# Provided records:
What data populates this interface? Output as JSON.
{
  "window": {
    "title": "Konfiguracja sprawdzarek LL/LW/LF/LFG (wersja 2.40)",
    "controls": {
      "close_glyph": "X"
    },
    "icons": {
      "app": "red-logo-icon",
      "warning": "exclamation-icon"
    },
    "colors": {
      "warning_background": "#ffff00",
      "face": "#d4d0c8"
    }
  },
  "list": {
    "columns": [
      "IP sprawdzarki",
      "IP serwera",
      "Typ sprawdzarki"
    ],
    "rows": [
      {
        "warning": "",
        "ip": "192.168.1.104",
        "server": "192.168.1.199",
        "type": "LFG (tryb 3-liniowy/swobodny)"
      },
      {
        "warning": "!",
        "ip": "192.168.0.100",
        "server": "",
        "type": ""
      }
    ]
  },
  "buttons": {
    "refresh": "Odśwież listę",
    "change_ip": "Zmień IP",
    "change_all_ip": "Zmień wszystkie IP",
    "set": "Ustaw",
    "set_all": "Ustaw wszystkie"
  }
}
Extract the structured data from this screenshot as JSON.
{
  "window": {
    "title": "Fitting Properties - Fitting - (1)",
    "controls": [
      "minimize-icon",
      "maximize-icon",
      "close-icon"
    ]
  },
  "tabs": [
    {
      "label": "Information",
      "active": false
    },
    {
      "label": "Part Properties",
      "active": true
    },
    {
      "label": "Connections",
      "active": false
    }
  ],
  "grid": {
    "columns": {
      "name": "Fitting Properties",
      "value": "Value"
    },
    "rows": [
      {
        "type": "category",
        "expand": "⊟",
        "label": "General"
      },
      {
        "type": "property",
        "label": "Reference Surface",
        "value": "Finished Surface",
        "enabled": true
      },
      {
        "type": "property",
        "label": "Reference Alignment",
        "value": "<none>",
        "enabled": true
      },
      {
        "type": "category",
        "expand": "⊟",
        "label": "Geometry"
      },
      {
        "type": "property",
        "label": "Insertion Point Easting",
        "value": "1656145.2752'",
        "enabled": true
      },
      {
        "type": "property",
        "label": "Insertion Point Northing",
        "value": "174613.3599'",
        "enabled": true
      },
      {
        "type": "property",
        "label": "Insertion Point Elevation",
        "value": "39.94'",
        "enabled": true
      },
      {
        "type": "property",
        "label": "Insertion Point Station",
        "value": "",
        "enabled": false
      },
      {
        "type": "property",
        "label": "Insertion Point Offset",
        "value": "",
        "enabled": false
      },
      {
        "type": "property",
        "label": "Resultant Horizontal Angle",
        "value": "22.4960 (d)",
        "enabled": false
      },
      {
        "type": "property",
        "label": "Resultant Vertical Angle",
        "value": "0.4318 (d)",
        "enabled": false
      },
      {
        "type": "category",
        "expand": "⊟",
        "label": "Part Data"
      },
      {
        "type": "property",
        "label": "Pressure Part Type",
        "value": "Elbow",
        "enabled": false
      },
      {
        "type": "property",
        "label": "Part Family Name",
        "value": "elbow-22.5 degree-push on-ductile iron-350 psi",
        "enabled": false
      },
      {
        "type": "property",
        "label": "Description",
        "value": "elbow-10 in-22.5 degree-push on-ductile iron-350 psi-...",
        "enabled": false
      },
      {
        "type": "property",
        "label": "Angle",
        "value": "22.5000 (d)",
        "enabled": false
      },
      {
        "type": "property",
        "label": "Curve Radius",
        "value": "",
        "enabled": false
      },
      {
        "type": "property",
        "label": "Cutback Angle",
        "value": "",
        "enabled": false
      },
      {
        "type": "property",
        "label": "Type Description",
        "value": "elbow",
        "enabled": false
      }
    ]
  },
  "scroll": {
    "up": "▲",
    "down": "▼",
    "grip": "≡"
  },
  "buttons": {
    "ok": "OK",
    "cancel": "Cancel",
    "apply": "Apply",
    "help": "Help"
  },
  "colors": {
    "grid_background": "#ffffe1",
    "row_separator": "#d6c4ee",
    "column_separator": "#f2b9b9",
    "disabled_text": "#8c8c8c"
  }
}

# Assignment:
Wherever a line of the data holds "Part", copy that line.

# Task output:
      "label": "Part Properties",
        "label": "Part Data"
        "label": "Pressure Part Type",
        "label": "Part Family Name",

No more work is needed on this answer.